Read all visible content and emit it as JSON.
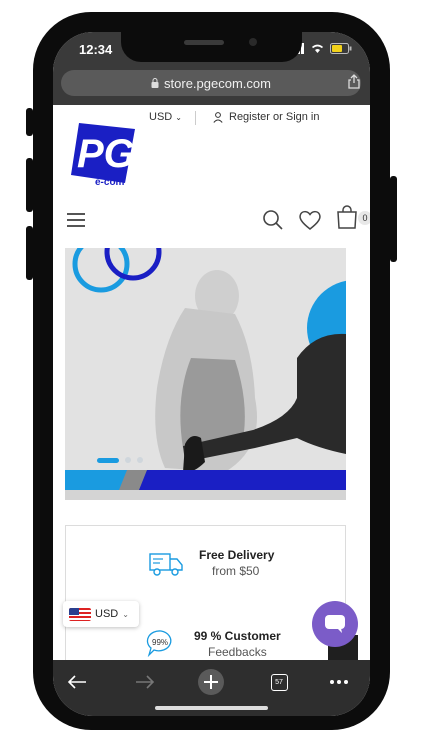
{
  "status_bar": {
    "time": "12:34"
  },
  "browser": {
    "url": "store.pgecom.com",
    "tabs_count": "57"
  },
  "header": {
    "currency": "USD",
    "register_label": "Register or Sign in",
    "cart_count": "0"
  },
  "logo": {
    "letters": "PG",
    "tagline": "e-com"
  },
  "hero": {
    "active_slide": 1,
    "slide_count": 3
  },
  "features": [
    {
      "title": "Free Delivery",
      "subtitle": "from $50",
      "icon": "delivery-truck-icon"
    },
    {
      "title": "99 % Customer",
      "subtitle": "Feedbacks",
      "icon": "feedback-bubble-icon",
      "icon_label": "99%"
    }
  ],
  "currency_switcher": {
    "label": "USD"
  },
  "colors": {
    "brand_blue": "#1a1fc4",
    "accent_cyan": "#1a9be0",
    "chat_purple": "#7b5cc8"
  }
}
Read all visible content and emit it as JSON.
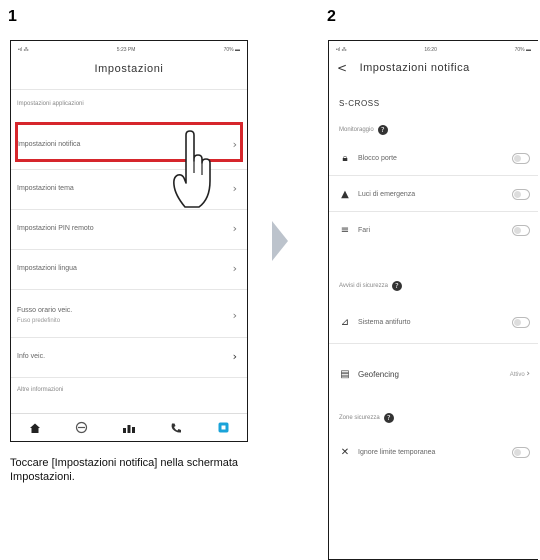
{
  "steps": [
    {
      "number": "1",
      "caption": "Toccare [Impostazioni notifica] nella schermata Impostazioni."
    },
    {
      "number": "2",
      "caption": ""
    }
  ],
  "screen1": {
    "status": {
      "left": "•ıl ⁂",
      "center": "5:23 PM",
      "right": "70% ▬"
    },
    "title": "Impostazioni",
    "section1_label": "Impostazioni applicazioni",
    "items": [
      {
        "label": "Impostazioni notifica",
        "sublabel": ""
      },
      {
        "label": "Impostazioni tema",
        "sublabel": ""
      },
      {
        "label": "Impostazioni PIN remoto",
        "sublabel": ""
      },
      {
        "label": "Impostazioni lingua",
        "sublabel": ""
      },
      {
        "label": "Fusso orario veic.",
        "sublabel": "Fuso predefinito"
      },
      {
        "label": "Info veic.",
        "sublabel": ""
      }
    ],
    "section2_label": "Altre informazioni",
    "tabs": [
      "home-icon",
      "location-icon",
      "stats-icon",
      "phone-icon",
      "settings-icon"
    ]
  },
  "screen2": {
    "status": {
      "left": "•ıl ⁂",
      "center": "16:20",
      "right": "70% ▬"
    },
    "back_label": "<",
    "title": "Impostazioni notifica",
    "vehicle_name": "S-CROSS",
    "section1_label": "Monitoraggio",
    "section1_items": [
      {
        "label": "Blocco porte",
        "icon": "door-lock-icon"
      },
      {
        "label": "Luci di emergenza",
        "icon": "hazard-icon"
      },
      {
        "label": "Fari",
        "icon": "headlight-icon"
      }
    ],
    "section2_label": "Avvisi di sicurezza",
    "section2_items": [
      {
        "label": "Sistema antifurto",
        "icon": "alarm-icon"
      }
    ],
    "geofence": {
      "label": "Geofencing",
      "value": "Attivo"
    },
    "section3_label": "Zone sicurezza",
    "section3_items": [
      {
        "label": "Ignore limite temporanea",
        "icon": "tools-icon"
      }
    ]
  },
  "colors": {
    "highlight": "#d6262c",
    "arrow": "#bcc3cc",
    "accent": "#1aa3d9"
  }
}
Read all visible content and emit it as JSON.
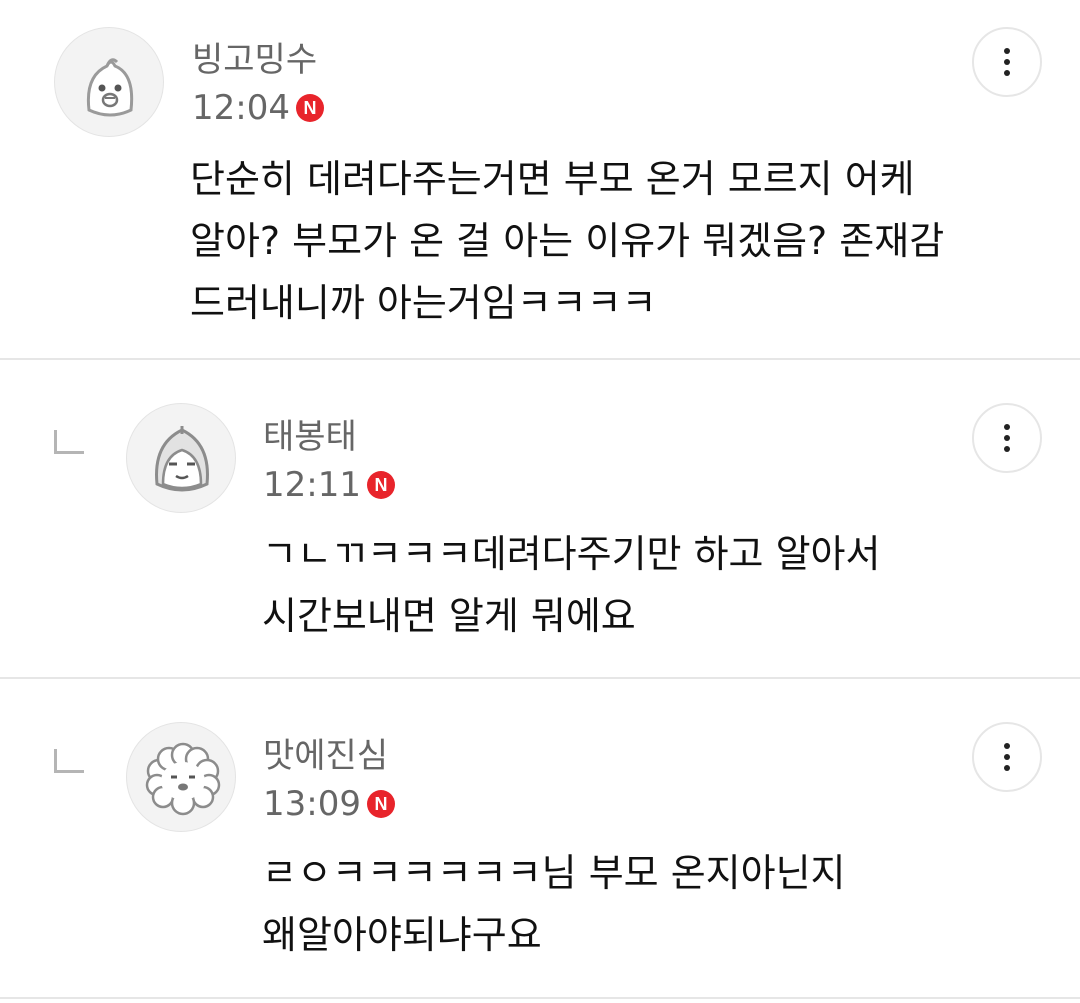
{
  "comments": [
    {
      "username": "빙고밍수",
      "time": "12:04",
      "badge": "N",
      "avatar_icon": "bingo-character-icon",
      "lines": [
        "단순히 데려다주는거면 부모 온거 모르지 어케",
        "알아? 부모가 온 걸 아는 이유가 뭐겠음? 존재감",
        "드러내니까 아는거임ㅋㅋㅋㅋ"
      ]
    },
    {
      "username": "태봉태",
      "time": "12:11",
      "badge": "N",
      "avatar_icon": "hooded-character-icon",
      "lines": [
        "ㄱㄴㄲㅋㅋㅋ데려다주기만 하고 알아서",
        "시간보내면 알게 뭐에요"
      ]
    },
    {
      "username": "맛에진심",
      "time": "13:09",
      "badge": "N",
      "avatar_icon": "poodle-character-icon",
      "lines": [
        "ㄹㅇㅋㅋㅋㅋㅋㅋ님 부모 온지아닌지",
        "왜알아야되냐구요"
      ]
    }
  ],
  "colors": {
    "badge": "#e8242b",
    "divider": "#e6e6e6",
    "meta_text": "#666666"
  }
}
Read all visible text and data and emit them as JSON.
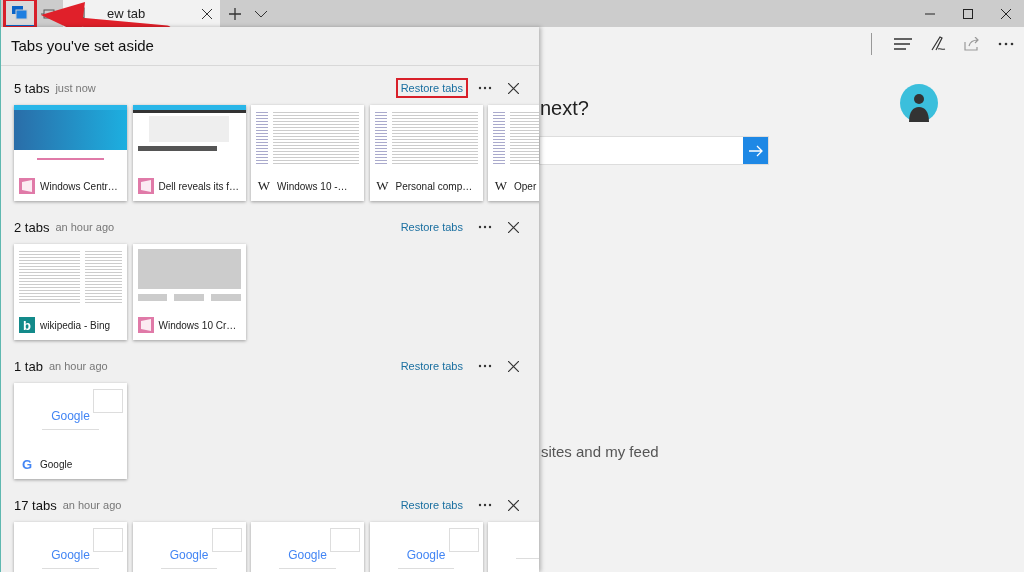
{
  "titlebar": {
    "set_aside_button": {
      "selected": true,
      "highlighted": true
    },
    "tab": {
      "title": "ew tab"
    }
  },
  "annotation_arrow": true,
  "panel": {
    "title": "Tabs you've set aside",
    "groups": [
      {
        "count": "5 tabs",
        "time": "just now",
        "restore": "Restore tabs",
        "highlighted": true,
        "cards": [
          {
            "title": "Windows Centr…",
            "favicon": {
              "kind": "windows-central"
            },
            "kind": "blue-site"
          },
          {
            "title": "Dell reveals its f…",
            "favicon": {
              "kind": "windows-central"
            },
            "kind": "product"
          },
          {
            "title": "Windows 10 -…",
            "favicon": {
              "kind": "wikipedia",
              "char": "W"
            },
            "kind": "article"
          },
          {
            "title": "Personal comp…",
            "favicon": {
              "kind": "wikipedia",
              "char": "W"
            },
            "kind": "article"
          },
          {
            "title": "Oper",
            "favicon": {
              "kind": "wikipedia",
              "char": "W"
            },
            "kind": "article"
          }
        ]
      },
      {
        "count": "2 tabs",
        "time": "an hour ago",
        "restore": "Restore tabs",
        "highlighted": false,
        "cards": [
          {
            "title": "wikipedia - Bing",
            "favicon": {
              "kind": "bing",
              "char": "b"
            },
            "kind": "search-results"
          },
          {
            "title": "Windows 10 Cr…",
            "favicon": {
              "kind": "windows-central"
            },
            "kind": "loading"
          }
        ]
      },
      {
        "count": "1 tab",
        "time": "an hour ago",
        "restore": "Restore tabs",
        "highlighted": false,
        "cards": [
          {
            "title": "Google",
            "favicon": {
              "kind": "google",
              "char": "G"
            },
            "kind": "google",
            "logo": "Google"
          }
        ]
      },
      {
        "count": "17 tabs",
        "time": "an hour ago",
        "restore": "Restore tabs",
        "highlighted": false,
        "cards": [
          {
            "kind": "google",
            "logo": "Google"
          },
          {
            "kind": "google",
            "logo": "Google"
          },
          {
            "kind": "google",
            "logo": "Google"
          },
          {
            "kind": "google",
            "logo": "Google"
          },
          {
            "kind": "google"
          }
        ]
      }
    ]
  },
  "page": {
    "heading": "next?",
    "footer": "sites and my feed"
  }
}
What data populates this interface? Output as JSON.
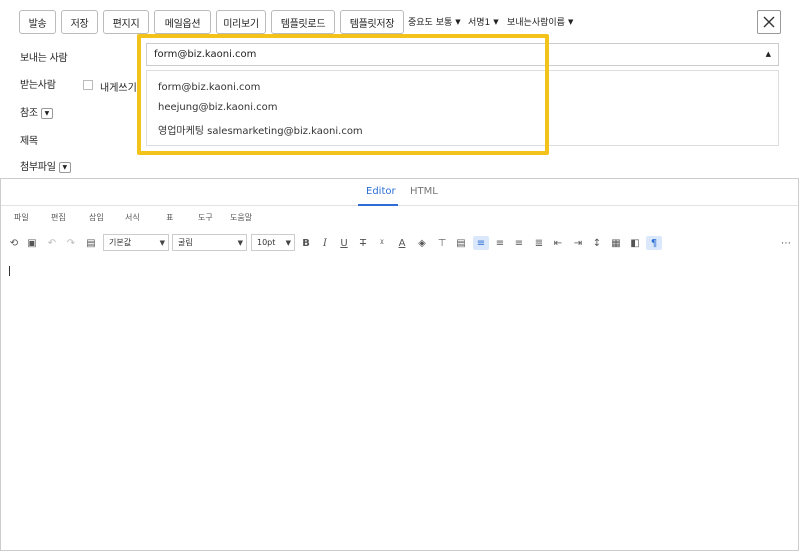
{
  "toolbar": {
    "buttons": [
      "발송",
      "저장",
      "편지지",
      "메일옵션",
      "미리보기",
      "템플릿로드",
      "템플릿저장"
    ],
    "importance": "중요도 보통",
    "signature": "서명1",
    "sender_name": "보내는사람이름"
  },
  "form": {
    "from_label": "보내는 사람",
    "from_value": "form@biz.kaoni.com",
    "to_label": "받는사람",
    "self_label": "내게쓰기",
    "cc_label": "참조",
    "subject_label": "제목",
    "attach_label": "첨부파일"
  },
  "sender_options": [
    "form@biz.kaoni.com",
    "heejung@biz.kaoni.com",
    "영업마케팅 salesmarketing@biz.kaoni.com"
  ],
  "editor": {
    "tabs": [
      "Editor",
      "HTML"
    ],
    "menus": [
      "파일",
      "편집",
      "삽입",
      "서식",
      "표",
      "도구",
      "도움말"
    ],
    "block_format": "기본값",
    "font_family": "굴림",
    "font_size": "10pt"
  },
  "colors": {
    "highlight": "#f3c21b",
    "accent": "#2c6ed5"
  }
}
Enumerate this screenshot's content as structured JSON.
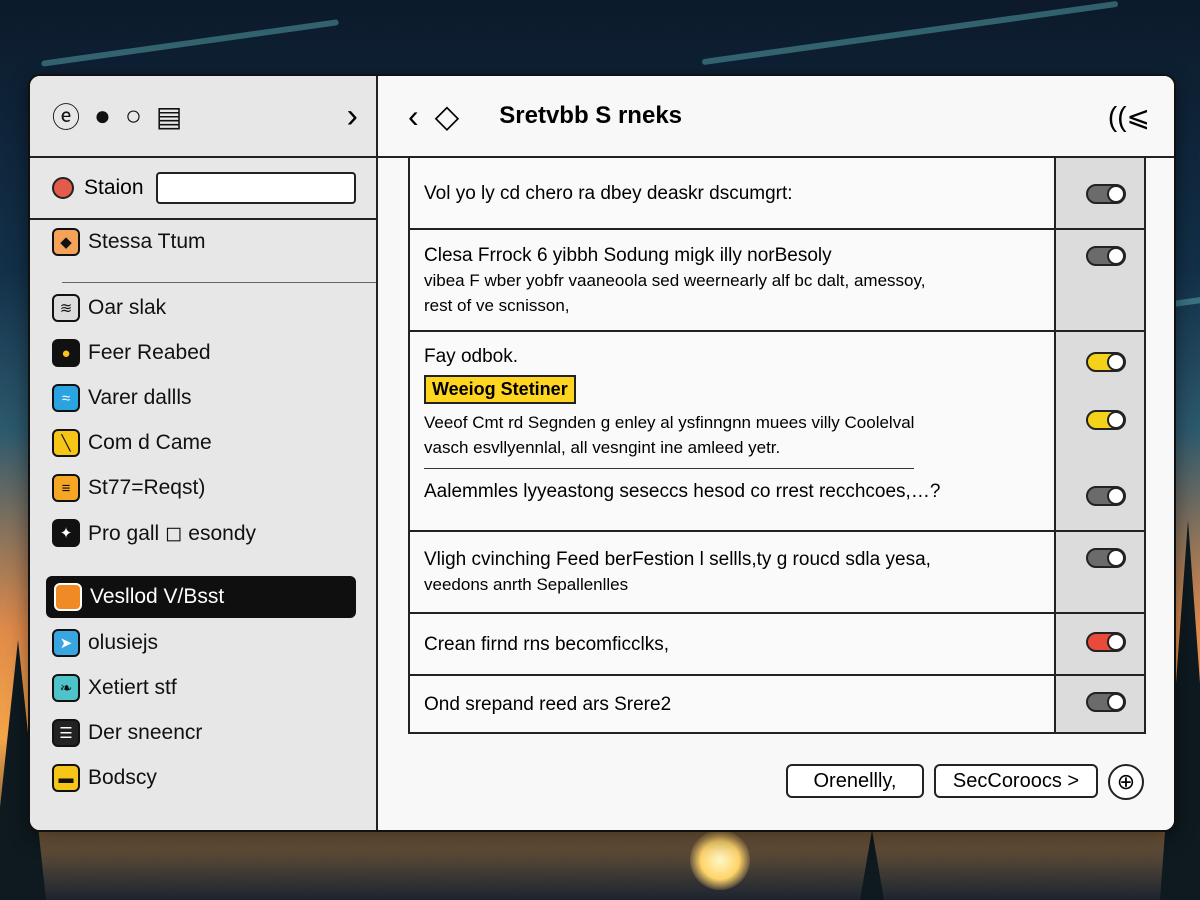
{
  "sidebar": {
    "search_label": "Staion",
    "search_value": "",
    "items": [
      {
        "label": "Stessa Ttum",
        "icon": "shield-icon",
        "color": "#f4a259"
      },
      {
        "label": "Oar slak",
        "icon": "pattern-icon",
        "color": "#dddddd"
      },
      {
        "label": "Feer Reabed",
        "icon": "circle-icon",
        "color": "#f5c518"
      },
      {
        "label": "Varer dallls",
        "icon": "wave-icon",
        "color": "#2aa4e0"
      },
      {
        "label": "Com d Came",
        "icon": "slash-icon",
        "color": "#f5c518"
      },
      {
        "label": "St77=Reqst)",
        "icon": "flag-icon",
        "color": "#f5a623"
      },
      {
        "label": "Pro gall ◻ esondy",
        "icon": "star-icon",
        "color": "#111111"
      },
      {
        "label": "Vesllod V/Bsst",
        "icon": "doc-icon",
        "color": "#f08a24",
        "active": true
      },
      {
        "label": "olusiejs",
        "icon": "plane-icon",
        "color": "#3aa6e0"
      },
      {
        "label": "Xetiert stf",
        "icon": "leaf-icon",
        "color": "#4ec3c9"
      },
      {
        "label": "Der sneencr",
        "icon": "list-icon",
        "color": "#222222"
      },
      {
        "label": "Bodscy",
        "icon": "box-icon",
        "color": "#f5c518"
      }
    ]
  },
  "header": {
    "title": "Sretvbb S rneks",
    "right_glyph": "((⩽"
  },
  "rows": [
    {
      "lines": [
        "Vol yo ly cd chero ra dbey deaskr dscumgrt:"
      ]
    },
    {
      "lines": [
        "Clesa Frrock 6 yibbh Sodung migk illy norBesoly",
        "vibea F wber yobfr vaaneoola sed weernearly alf bc dalt, amessoy,",
        "rest of ve scnisson,"
      ]
    },
    {
      "lines": [
        "Fay odbok."
      ],
      "highlight": "Weeiog Stetiner",
      "lines2": [
        "Veeof Cmt rd Segnden g enley al ysfinngnn muees villy Coolelval",
        "vasch esvllyennlal, all vesngint ine amleed yetr."
      ]
    },
    {
      "lines": [
        "Aalemmles lyyeastong seseccs hesod co rrest recchcoes,…?"
      ]
    },
    {
      "lines": [
        "Vligh cvinching Feed berFestion l sellls,ty g roucd sdla yesa,",
        "veedons anrth Sepallenlles"
      ]
    },
    {
      "lines": [
        "Crean firnd rns becomficclks,"
      ]
    },
    {
      "lines": [
        "Ond srepand reed ars Srere2"
      ]
    }
  ],
  "toggles": [
    {
      "state": "off",
      "color": "#6b6b6b"
    },
    {
      "state": "off",
      "color": "#6b6b6b"
    },
    {
      "state": "on",
      "color": "#f5d21a"
    },
    {
      "state": "on",
      "color": "#f5d21a"
    },
    {
      "state": "off",
      "color": "#6b6b6b"
    },
    {
      "state": "off",
      "color": "#6b6b6b"
    },
    {
      "state": "on",
      "color": "#e84a3c"
    },
    {
      "state": "off",
      "color": "#6b6b6b"
    }
  ],
  "footer": {
    "btn1": "Orenellly,",
    "btn2": "SecCoroocs >",
    "btn3_icon": "cursor-icon"
  }
}
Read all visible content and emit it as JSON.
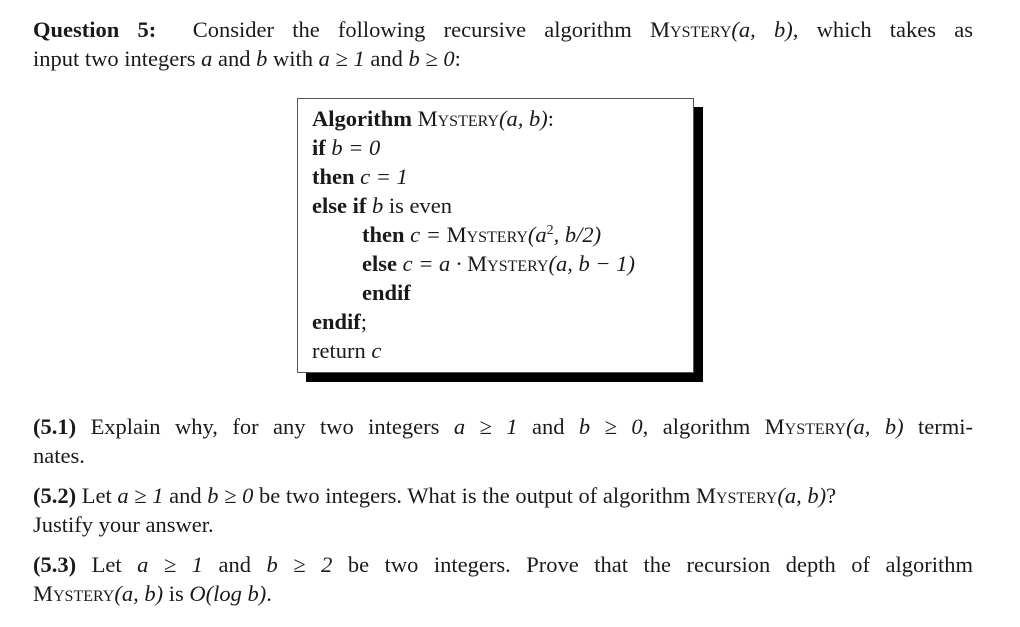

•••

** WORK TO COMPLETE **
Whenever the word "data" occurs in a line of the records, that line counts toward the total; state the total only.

** RESPONSE FOR THIS EXERCISE **
2